Competition is very good. . . . It’s what makes one strive to be better.
—Christine Lahti, actress, film director.
Ninety-five percent of the time, arrogance leads entrepreneurs to believe that they have no competition in the marketplace. However, on rare occasions, arrogance isn’t the true cause of this belief. Instead, arrogance is an effect of a more basic cause, and veterans of business know this. What’s the cause? It’s actually a thorough and accurate assessment of the current competitive environment that yields no competitors. The difference, though, is that arrogant entrepreneurs think that the nonexistence of competition means sure success while veterans know that this likely means that the idea is not viable for various reasons.
Considering this, entrepreneurs must learn how to interpret the results of their research on competition when it produces no threats. Assuming that no threats were identified and that your research methodology was solid, you must take your market research to the next level, which includes discovering specific reasons that an idea has no competitors. The most common and important reason is that the idea isn’t good. The four most common reasons that a business idea is unfeasible and therefore has no competitors in the market are as follows:
1. No demand exists for the product. For example, due to low demand, the DeLorean, a futuristic sports car that debuted in 1981, was a failure. In fact, few people today know that the DeLorean was indeed a real car and not just a fictitious, flying car in the popular Back to the Future movie series, which began four years later. Apparently, when the DeLorean hit the market, there was little demand for an overpriced sports car that went from 0 to 60 mph in a slow 10.5 seconds. The magazine Road and Track gave the car a poor review, saying, “It’s not a barn burner.” Perhaps the Back to the Future series was on to something—if only the makers of the DeLorean could go back in time and warn themselves that their invention would be a flop because of lack of demand.
2. The market is too small. Perhaps the most recent surprising example of a market being too small is the story of the Segway, the two-wheeled electric vehicle that was all the excitement before its launch in 2001. What was once the most anticipated invention to the hit the market is now all but a complete failure. The company that produces the vehicle expected sales to reach as much as one hundred thousand units within the first thirteen months, but it didn’t even come close. In a stark contrast to company expectations, only about thirty thousand Segways were sold between 2001 and 2007. Segway greatly overestimated the market size for its new category of vehicle, and thus its signature product has become a novelty, not the revolutionary means of transportation it was proclaimed to be.
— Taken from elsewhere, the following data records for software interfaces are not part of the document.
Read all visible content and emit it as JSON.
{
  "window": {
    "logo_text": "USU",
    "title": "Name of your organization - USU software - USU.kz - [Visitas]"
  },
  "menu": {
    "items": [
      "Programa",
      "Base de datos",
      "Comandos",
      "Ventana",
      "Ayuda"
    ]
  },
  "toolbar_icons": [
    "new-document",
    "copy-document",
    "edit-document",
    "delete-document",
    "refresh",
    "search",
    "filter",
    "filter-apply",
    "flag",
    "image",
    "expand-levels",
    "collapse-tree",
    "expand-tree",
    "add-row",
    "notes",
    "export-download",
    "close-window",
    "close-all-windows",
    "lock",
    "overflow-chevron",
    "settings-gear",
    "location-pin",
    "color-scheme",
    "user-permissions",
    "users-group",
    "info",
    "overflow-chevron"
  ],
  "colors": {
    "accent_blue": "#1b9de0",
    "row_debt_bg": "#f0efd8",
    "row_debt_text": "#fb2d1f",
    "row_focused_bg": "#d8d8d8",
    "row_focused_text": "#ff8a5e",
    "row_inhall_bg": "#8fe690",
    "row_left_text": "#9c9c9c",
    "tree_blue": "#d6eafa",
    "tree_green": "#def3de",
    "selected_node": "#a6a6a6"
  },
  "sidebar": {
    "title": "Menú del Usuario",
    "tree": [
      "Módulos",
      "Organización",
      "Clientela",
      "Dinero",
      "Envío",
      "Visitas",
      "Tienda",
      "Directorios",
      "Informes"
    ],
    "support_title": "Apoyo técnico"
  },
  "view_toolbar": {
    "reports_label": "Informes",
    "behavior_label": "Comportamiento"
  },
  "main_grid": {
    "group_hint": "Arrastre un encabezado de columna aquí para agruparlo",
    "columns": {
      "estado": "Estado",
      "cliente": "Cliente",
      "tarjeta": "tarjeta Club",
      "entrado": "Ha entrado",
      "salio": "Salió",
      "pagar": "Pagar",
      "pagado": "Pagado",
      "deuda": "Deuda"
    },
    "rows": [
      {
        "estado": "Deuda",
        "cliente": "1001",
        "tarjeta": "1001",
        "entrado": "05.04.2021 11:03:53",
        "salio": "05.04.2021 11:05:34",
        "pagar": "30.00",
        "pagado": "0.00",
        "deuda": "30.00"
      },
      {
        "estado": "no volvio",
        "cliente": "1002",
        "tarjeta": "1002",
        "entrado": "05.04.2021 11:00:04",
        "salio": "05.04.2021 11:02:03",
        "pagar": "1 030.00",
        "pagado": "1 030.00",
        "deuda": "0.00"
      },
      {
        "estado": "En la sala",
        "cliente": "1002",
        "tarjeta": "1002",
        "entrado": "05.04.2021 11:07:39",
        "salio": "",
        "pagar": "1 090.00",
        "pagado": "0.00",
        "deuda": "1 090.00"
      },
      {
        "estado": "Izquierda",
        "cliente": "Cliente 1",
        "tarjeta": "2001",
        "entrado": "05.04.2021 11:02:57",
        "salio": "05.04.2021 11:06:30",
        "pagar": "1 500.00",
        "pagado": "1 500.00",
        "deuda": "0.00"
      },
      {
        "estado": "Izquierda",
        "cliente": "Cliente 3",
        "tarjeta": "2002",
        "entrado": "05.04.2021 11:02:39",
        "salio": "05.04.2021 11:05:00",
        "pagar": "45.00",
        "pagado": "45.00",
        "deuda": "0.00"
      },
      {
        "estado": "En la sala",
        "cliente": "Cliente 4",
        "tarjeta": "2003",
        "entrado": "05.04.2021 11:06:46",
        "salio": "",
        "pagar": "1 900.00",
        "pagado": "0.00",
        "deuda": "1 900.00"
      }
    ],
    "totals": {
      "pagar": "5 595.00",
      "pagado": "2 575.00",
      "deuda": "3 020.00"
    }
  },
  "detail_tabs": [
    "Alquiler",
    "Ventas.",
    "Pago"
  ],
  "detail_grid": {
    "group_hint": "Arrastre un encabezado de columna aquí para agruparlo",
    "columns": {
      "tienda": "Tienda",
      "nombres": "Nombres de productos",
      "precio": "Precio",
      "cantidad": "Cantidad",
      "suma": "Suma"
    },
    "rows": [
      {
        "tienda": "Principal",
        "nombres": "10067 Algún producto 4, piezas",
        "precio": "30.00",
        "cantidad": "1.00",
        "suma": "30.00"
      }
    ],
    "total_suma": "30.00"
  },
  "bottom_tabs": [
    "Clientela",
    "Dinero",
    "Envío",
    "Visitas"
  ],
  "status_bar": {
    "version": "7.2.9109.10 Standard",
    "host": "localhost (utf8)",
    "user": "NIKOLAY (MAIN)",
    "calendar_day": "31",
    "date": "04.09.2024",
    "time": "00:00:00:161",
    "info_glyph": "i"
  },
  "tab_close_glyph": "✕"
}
3. The business is not profitable. How long is too long to wait for profits? Two years? Five? Ten? Well, for the hipster car-rental company Zipcar, the wait for profits will have to be longer than twelve years. The company has yet to make a profit since its founding in 2000, and it doesn’t look like profits will arrive any time soon. According to The New York Times, Zipcar has accumulated losses of $65.4 million, including a net loss of $14.7 million in 2010. How long one should wait to reap profits is debatable, but what isn’t debatable is the fact that profits are an important measure of success. After all, you are in business to make a profit. At some point you run out of possible adjustments or lose hope that the market will develop. A business that isn’t profitable, let alone not profitable for twelve years, is a red flag.
4. The barriers to entry are too great. The pharmaceutical industry in the United States has quite a few high hurdles that make it difficult to enter into the enormous drug market. Perhaps one of the biggest and most unpredictable hurdles is the Food and Drug Administration, a government agency that approves and regulates new drugs. In 2011, Contrave, a weight-loss drug developed by Orexigen Therapeutics, was denied FDA approval—a huge blow to the company. According to The New York Times, the FDA told the drugmaker that to win approval it must first do a long-term study to demonstrate that the drug does not raise the risk of heart attacks. Hundreds of millions of dollars are at stake as the company regroups. Investors hope to get the drug approved as soon as possible to recoup their investments. To that the FDA would reply, “Fat chance!”
In short, no competition probably means you have a bad business idea on your hands. There are several reasons for bad business ideas, but these four are quite common and useful to remember, especially when analyzing a barren marketplace. Therefore, each one warrants your special attention. Often what looks like a harmless path to success is really a dangerous path leading you right off a cliff.